Why write about divorce rates? Because, while divorce proceedings can be complicated and intricate, the process of dissolving a marriage is, at its core, a personal event. I’ve noticed that a sizable minority of my clients feel alone. They tell me that their parents stayed together, none of their friends are divorced, and they don’t know who to talk to. Sometimes they feel as though they failed to keep the marriage together and that the divorce represents a shortcoming of theirs. In short, they feel like they’re the only person getting divorced. It’s heartbreaking.
I made the below infographic to show that divorce is more common than many people think. If your marriage is struggling, you’re not alone.
My Un-Scientific Explanation
I should be clear: these theories are based on my experience, not any scientific literature.
Divorce is commonly precipitated by financial insecurity/dishonesty and divergent life goals. That’s not an exhaustive list by any means, but those two factors frequently arise.
We also know that education is correlated with income. Typically, higher educated people earn a higher average income. Likewise, age should show a correlation with income as well. People earn more throughout their careers.
When people get married young, they are still trying to figure out what they want to accomplish in life. Sometimes a couple will grow together, or have their ambitions hammered out such that they are able to find a like-minded mate. However, people’s 20s are often marked as a decade of exploration and finding the right career/lifestyle. My guess is that many people who marry young simply didn’t know what they wanted, both for themselves and in a partner.
Of course, people who marry young are also less likely to have a higher level of education. We know that those families may experience greater levels of income insecurity and financial instability. This, in turn, adds stress to the marriage and increases the likelihood of divorce.

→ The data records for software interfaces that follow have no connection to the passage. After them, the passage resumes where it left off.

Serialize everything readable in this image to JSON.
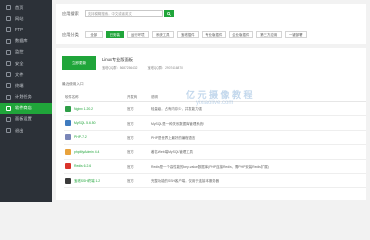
{
  "sidebar": {
    "items": [
      {
        "label": "首页",
        "icon": "home-icon"
      },
      {
        "label": "网站",
        "icon": "globe-icon"
      },
      {
        "label": "FTP",
        "icon": "ftp-icon"
      },
      {
        "label": "数据库",
        "icon": "database-icon"
      },
      {
        "label": "监控",
        "icon": "monitor-icon"
      },
      {
        "label": "安全",
        "icon": "shield-icon"
      },
      {
        "label": "文件",
        "icon": "folder-icon"
      },
      {
        "label": "终端",
        "icon": "terminal-icon"
      },
      {
        "label": "计划任务",
        "icon": "clock-icon"
      },
      {
        "label": "软件商店",
        "icon": "store-icon"
      },
      {
        "label": "面板设置",
        "icon": "gear-icon"
      },
      {
        "label": "退出",
        "icon": "logout-icon"
      }
    ],
    "active_index": 9
  },
  "search": {
    "label": "应用搜索",
    "placeholder": "支持模糊搜索，中文或者英文"
  },
  "categories": {
    "label": "应用分类",
    "items": [
      "全部",
      "已安装",
      "运行环境",
      "系统工具",
      "宝塔插件",
      "专业版插件",
      "企业版插件",
      "第三方应用",
      "一键部署"
    ],
    "active_index": 1
  },
  "linux_panel": {
    "button_label": "立即更新",
    "title": "Linux专业版面板",
    "qq_group_1": "宝塔QQ群：5687256432",
    "qq_group_2": "宝塔QQ群：2907416870"
  },
  "recent_label": "最近使用入口",
  "table": {
    "headers": [
      "软件名称",
      "开发商",
      "说明"
    ],
    "rows": [
      {
        "name": "Nginx 1.20.2",
        "vendor": "官方",
        "desc": "轻量级，占有内存少，并发能力强",
        "color": "#2e9e47"
      },
      {
        "name": "MySQL 5.6.50",
        "vendor": "官方",
        "desc": "MySQL是一种关系数据库管理系统!",
        "color": "#3f7bbf"
      },
      {
        "name": "PHP-7.2",
        "vendor": "官方",
        "desc": "PHP是世界上最好的编程语言",
        "color": "#7a86b8"
      },
      {
        "name": "phpMyAdmin 4.4",
        "vendor": "官方",
        "desc": "著名Web端MySQL管理工具",
        "color": "#e8a23b"
      },
      {
        "name": "Redis 6.2.6",
        "vendor": "官方",
        "desc": "Redis是一个高性能的key-value数据库(PHP连接Redis，需PHP安装Redis扩展)",
        "color": "#d9342b"
      },
      {
        "name": "宝塔SSH终端 1.2",
        "vendor": "官方",
        "desc": "完整功能的SSH客户端，仅用于连接本服务器",
        "color": "#3b3b3b"
      }
    ]
  },
  "watermark": {
    "line1": "亿 元 摄 像 教 程",
    "line2": "yixiaolive.com"
  }
}
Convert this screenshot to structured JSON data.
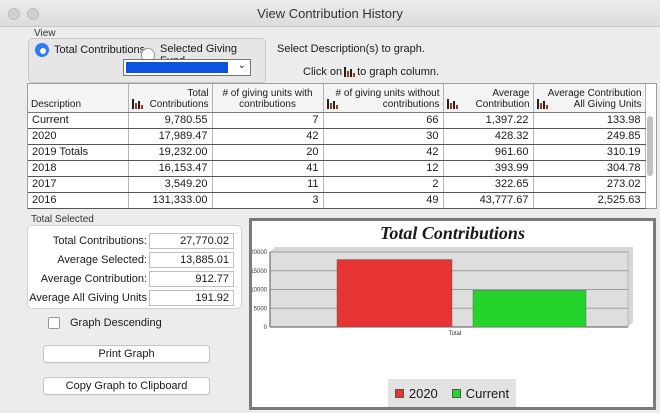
{
  "window": {
    "title": "View Contribution History"
  },
  "view": {
    "group_label": "View",
    "radio_total": "Total Contributions",
    "radio_fund": "Selected Giving Fund",
    "selected_radio": "total"
  },
  "hints": {
    "select_text": "Select Description(s) to graph.",
    "click_prefix": "Click on",
    "click_suffix": " to graph column."
  },
  "table": {
    "columns": [
      {
        "label": "Description",
        "graphable": false
      },
      {
        "label": "Total Contributions",
        "graphable": true
      },
      {
        "label": "# of giving units with contributions",
        "graphable": false
      },
      {
        "label": "# of giving units without contributions",
        "graphable": true
      },
      {
        "label": "Average Contribution",
        "graphable": true
      },
      {
        "label": "Average Contribution All Giving Units",
        "graphable": true
      }
    ],
    "rows": [
      [
        "Current",
        "9,780.55",
        "7",
        "66",
        "1,397.22",
        "133.98"
      ],
      [
        "2020",
        "17,989.47",
        "42",
        "30",
        "428.32",
        "249.85"
      ],
      [
        "2019 Totals",
        "19,232.00",
        "20",
        "42",
        "961.60",
        "310.19"
      ],
      [
        "2018",
        "16,153.47",
        "41",
        "12",
        "393.99",
        "304.78"
      ],
      [
        "2017",
        "3,549.20",
        "11",
        "2",
        "322.65",
        "273.02"
      ],
      [
        "2016",
        "131,333.00",
        "3",
        "49",
        "43,777.67",
        "2,525.63"
      ]
    ]
  },
  "totals": {
    "section_label": "Total Selected",
    "items": [
      {
        "label": "Total Contributions:",
        "value": "27,770.02"
      },
      {
        "label": "Average Selected:",
        "value": "13,885.01"
      },
      {
        "label": "Average Contribution:",
        "value": "912.77"
      },
      {
        "label": "Average All Giving Units",
        "value": "191.92"
      }
    ]
  },
  "controls": {
    "graph_descending": "Graph Descending",
    "print_graph": "Print Graph",
    "copy_graph": "Copy Graph to Clipboard"
  },
  "chart_data": {
    "type": "bar",
    "title": "Total Contributions",
    "categories": [
      "Total"
    ],
    "series": [
      {
        "name": "2020",
        "values": [
          17989.47
        ],
        "color": "#e63434"
      },
      {
        "name": "Current",
        "values": [
          9780.55
        ],
        "color": "#25d42a"
      }
    ],
    "ylim": [
      0,
      20000
    ],
    "yticks": [
      0,
      5000,
      10000,
      15000,
      20000
    ],
    "grid": true,
    "legend": "bottom"
  }
}
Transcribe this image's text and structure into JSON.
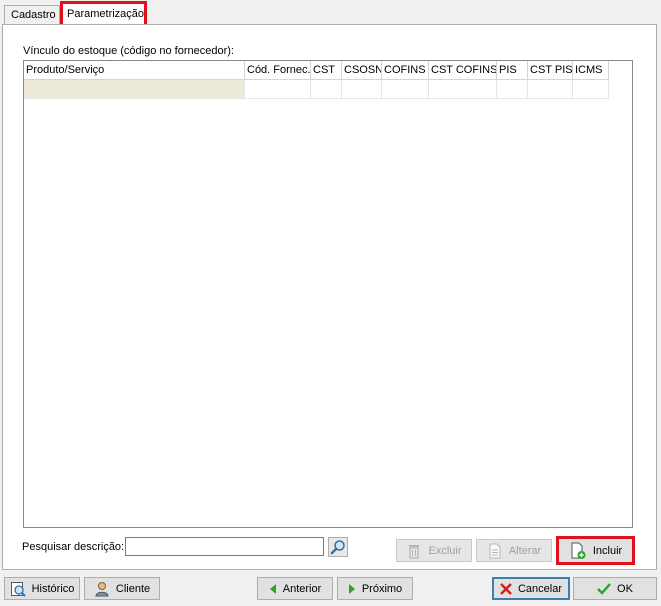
{
  "tabs": [
    {
      "label": "Cadastro"
    },
    {
      "label": "Parametrização"
    }
  ],
  "group_label": "Vínculo do estoque  (código no fornecedor):",
  "grid": {
    "columns": [
      "Produto/Serviço",
      "Cód. Fornec.",
      "CST",
      "CSOSN",
      "COFINS",
      "CST COFINS",
      "PIS",
      "CST PIS",
      "ICMS"
    ]
  },
  "search": {
    "label": "Pesquisar descrição:",
    "value": ""
  },
  "actions": {
    "excluir": "Excluir",
    "alterar": "Alterar",
    "incluir": "Incluir"
  },
  "footer": {
    "historico": "Histórico",
    "cliente": "Cliente",
    "anterior": "Anterior",
    "proximo": "Próximo",
    "cancelar": "Cancelar",
    "ok": "OK"
  },
  "colors": {
    "highlight": "#e0101c",
    "selected_cell": "#ece9d8",
    "nav_arrow": "#2aa52a",
    "cancel_x": "#d81e1e",
    "ok_check": "#2aa52a"
  }
}
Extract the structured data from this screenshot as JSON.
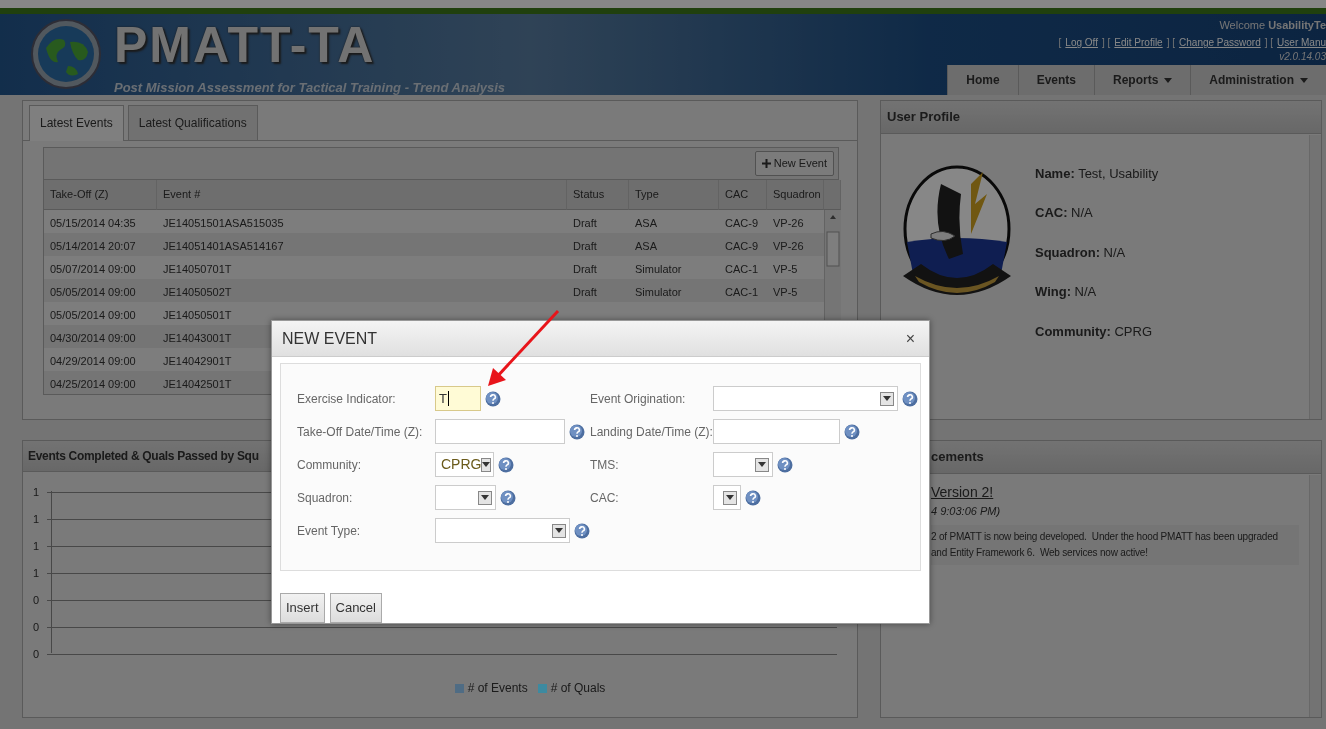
{
  "header": {
    "app_name": "PMATT-TA",
    "subtitle": "Post Mission Assessment for Tactical Training - Trend Analysis",
    "welcome": "Welcome **UsabilityTe**",
    "links": [
      {
        "kind": "text",
        "text": "["
      },
      {
        "kind": "link",
        "text": "Log Off"
      },
      {
        "kind": "text",
        "text": "] ["
      },
      {
        "kind": "link",
        "text": "Edit Profile"
      },
      {
        "kind": "text",
        "text": "] ["
      },
      {
        "kind": "link",
        "text": "Change Password"
      },
      {
        "kind": "text",
        "text": "] ["
      },
      {
        "kind": "link",
        "text": "User Manu"
      }
    ],
    "version": "v2.0.14.03"
  },
  "nav": [
    {
      "label": "Home",
      "has_menu": false
    },
    {
      "label": "Events",
      "has_menu": false
    },
    {
      "label": "Reports",
      "has_menu": true
    },
    {
      "label": "Administration",
      "has_menu": true
    }
  ],
  "events_panel": {
    "tabs": [
      {
        "label": "Latest Events",
        "selected": true
      },
      {
        "label": "Latest Qualifications",
        "selected": false
      }
    ],
    "new_event_button": "New Event",
    "table": {
      "columns": [
        "Take-Off (Z)",
        "Event #",
        "Status",
        "Type",
        "CAC",
        "Squadron"
      ],
      "rows": [
        [
          "05/15/2014 04:35",
          "JE14051501ASA515035",
          "Draft",
          "ASA",
          "CAC-9",
          "VP-26"
        ],
        [
          "05/14/2014 20:07",
          "JE14051401ASA514167",
          "Draft",
          "ASA",
          "CAC-9",
          "VP-26"
        ],
        [
          "05/07/2014 09:00",
          "JE14050701T",
          "Draft",
          "Simulator",
          "CAC-1",
          "VP-5"
        ],
        [
          "05/05/2014 09:00",
          "JE14050502T",
          "Draft",
          "Simulator",
          "CAC-1",
          "VP-5"
        ],
        [
          "05/05/2014 09:00",
          "JE14050501T"
        ],
        [
          "04/30/2014 09:00",
          "JE14043001T"
        ],
        [
          "04/29/2014 09:00",
          "JE14042901T"
        ],
        [
          "04/25/2014 09:00",
          "JE14042501T"
        ]
      ]
    }
  },
  "chart_panel": {
    "title": "Events Completed & Quals Passed by Squ",
    "y_labels": [
      "1",
      "1",
      "1",
      "1",
      "0",
      "0",
      "0"
    ],
    "legend": [
      {
        "label": "# of Events",
        "color": "#4f6c84"
      },
      {
        "label": "# of Quals",
        "color": "#3d8aa0"
      }
    ]
  },
  "profile_panel": {
    "title": "User Profile",
    "picture": {
      "kind": "picture"
    },
    "fields": [
      "**Name:** Test, Usability",
      "**CAC:** N/A",
      "**Squadron:** N/A",
      "**Wing:** N/A",
      "**Community:** CPRG"
    ]
  },
  "announcements_panel": {
    "title": "cements",
    "item_title": "Version 2!",
    "date": "4 9:03:06 PM)",
    "lines": [
      "2 of PMATT is now being developed.  Under the hood PMATT has been upgraded",
      "and Entity Framework 6.  Web services now active!"
    ]
  },
  "dialog": {
    "title": "NEW EVENT",
    "close": "×",
    "left_fields": [
      {
        "label": "Exercise Indicator:",
        "kind": "text",
        "value": "T",
        "focused": true
      },
      {
        "label": "Take-Off Date/Time (Z):",
        "kind": "text",
        "focused": false
      },
      {
        "label": "Community:",
        "kind": "select",
        "value": "CPRG",
        "focused": false
      },
      {
        "label": "Squadron:",
        "kind": "select",
        "focused": false
      },
      {
        "label": "Event Type:",
        "kind": "select",
        "focused": false
      }
    ],
    "right_fields": [
      {
        "label": "Event Origination:",
        "kind": "select",
        "focused": false
      },
      {
        "label": "Landing Date/Time (Z):",
        "kind": "text",
        "focused": false
      },
      {
        "label": "TMS:",
        "kind": "select",
        "focused": false
      },
      {
        "label": "CAC:",
        "kind": "select",
        "focused": false
      }
    ],
    "buttons": [
      "Insert",
      "Cancel"
    ]
  }
}
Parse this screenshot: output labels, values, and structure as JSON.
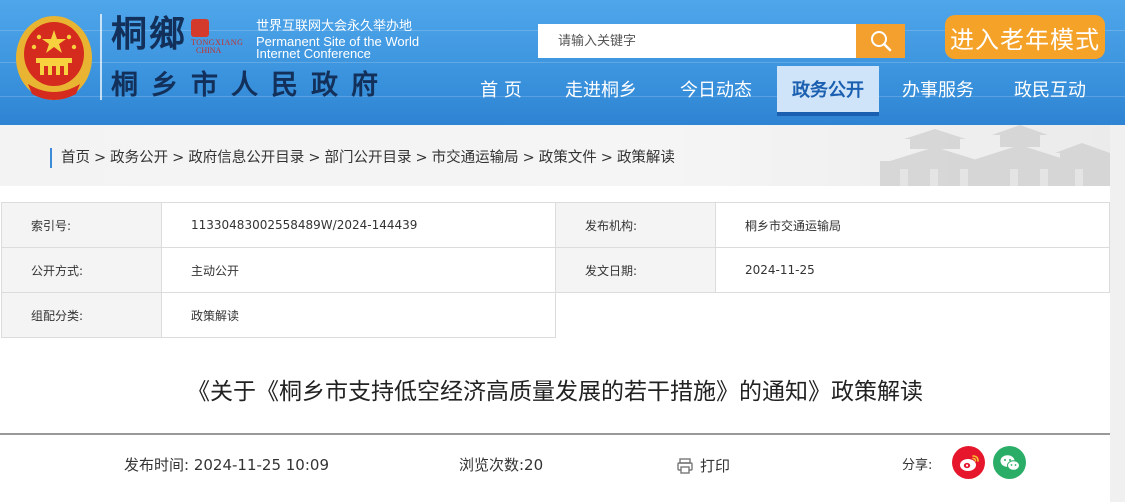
{
  "header": {
    "logo_calligraphy": "桐鄉",
    "logo_seal_en_1": "TONGXIANG",
    "logo_seal_en_2": "CHINA",
    "wic_cn": "世界互联网大会永久举办地",
    "wic_en_1": "Permanent Site of the World",
    "wic_en_2": "Internet Conference",
    "gov_name": "桐乡市人民政府",
    "search_placeholder": "请输入关键字",
    "elder_mode": "进入老年模式"
  },
  "nav": {
    "items": [
      {
        "label": "首 页"
      },
      {
        "label": "走进桐乡"
      },
      {
        "label": "今日动态"
      },
      {
        "label": "政务公开",
        "active": true
      },
      {
        "label": "办事服务"
      },
      {
        "label": "政民互动"
      }
    ]
  },
  "breadcrumb": {
    "items": [
      "首页",
      "政务公开",
      "政府信息公开目录",
      "部门公开目录",
      "市交通运输局",
      "政策文件",
      "政策解读"
    ],
    "separator": ">"
  },
  "info": {
    "index_label": "索引号:",
    "index_value": "11330483002558489W/2024-144439",
    "issuer_label": "发布机构:",
    "issuer_value": "桐乡市交通运输局",
    "mode_label": "公开方式:",
    "mode_value": "主动公开",
    "date_label": "发文日期:",
    "date_value": "2024-11-25",
    "category_label": "组配分类:",
    "category_value": "政策解读"
  },
  "article": {
    "title": "《关于《桐乡市支持低空经济高质量发展的若干措施》的通知》政策解读",
    "publish_time": "发布时间:  2024-11-25  10:09",
    "views": "浏览次数:20",
    "print_label": "打印",
    "share_label": "分享:"
  },
  "icons": {
    "search": "search-icon",
    "print": "printer-icon",
    "weibo": "weibo-icon",
    "wechat": "wechat-icon"
  },
  "colors": {
    "header_blue": "#3d95df",
    "nav_active_bg": "#cfe4f8",
    "accent_orange": "#f3a02e",
    "title_navy": "#12305a",
    "weibo_red": "#e6162d",
    "wechat_green": "#2aae67"
  }
}
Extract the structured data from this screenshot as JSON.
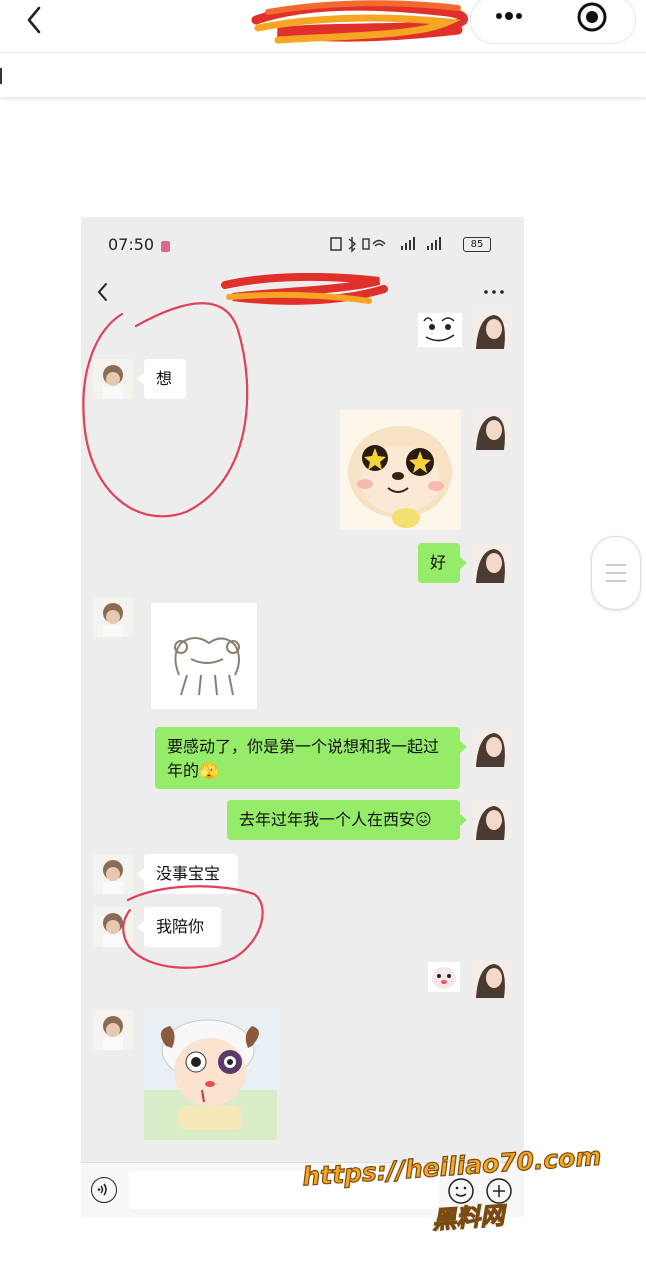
{
  "browser": {
    "back_icon": "chevron-left-icon",
    "more_icon": "three-dots-icon",
    "close_icon": "target-icon"
  },
  "status_bar": {
    "time": "07:50",
    "battery": "85"
  },
  "chat": {
    "messages": [
      {
        "side": "right",
        "type": "sticker",
        "desc": "sticker"
      },
      {
        "side": "left",
        "type": "text",
        "text": "想"
      },
      {
        "side": "right",
        "type": "sticker",
        "desc": "sticker"
      },
      {
        "side": "right",
        "type": "text",
        "text": "好"
      },
      {
        "side": "left",
        "type": "sticker",
        "desc": "sticker"
      },
      {
        "side": "right",
        "type": "text",
        "text": "要感动了，你是第一个说想和我一起过年的🫣"
      },
      {
        "side": "right",
        "type": "text",
        "text": "去年过年我一个人在西安😖"
      },
      {
        "side": "left",
        "type": "text",
        "text": "没事宝宝"
      },
      {
        "side": "left",
        "type": "text",
        "text": "我陪你"
      },
      {
        "side": "right",
        "type": "sticker",
        "desc": "sticker"
      },
      {
        "side": "left",
        "type": "sticker",
        "desc": "sticker"
      }
    ]
  },
  "watermark": {
    "url": "https://heiliao70.com",
    "name": "黑料网"
  },
  "colors": {
    "bubble_right": "#95ec69",
    "chat_bg": "#ededed",
    "annotation": "#e0405a",
    "watermark": "#f5a623"
  }
}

Does this mean that young marriages don’t work? Of course not. Many succeed. And I’m also not saying that a couple has to be rich to succeed. Money is no replacement for love and happiness. The data is interesting, though, and I’d welcome anyone’s theory explaining it.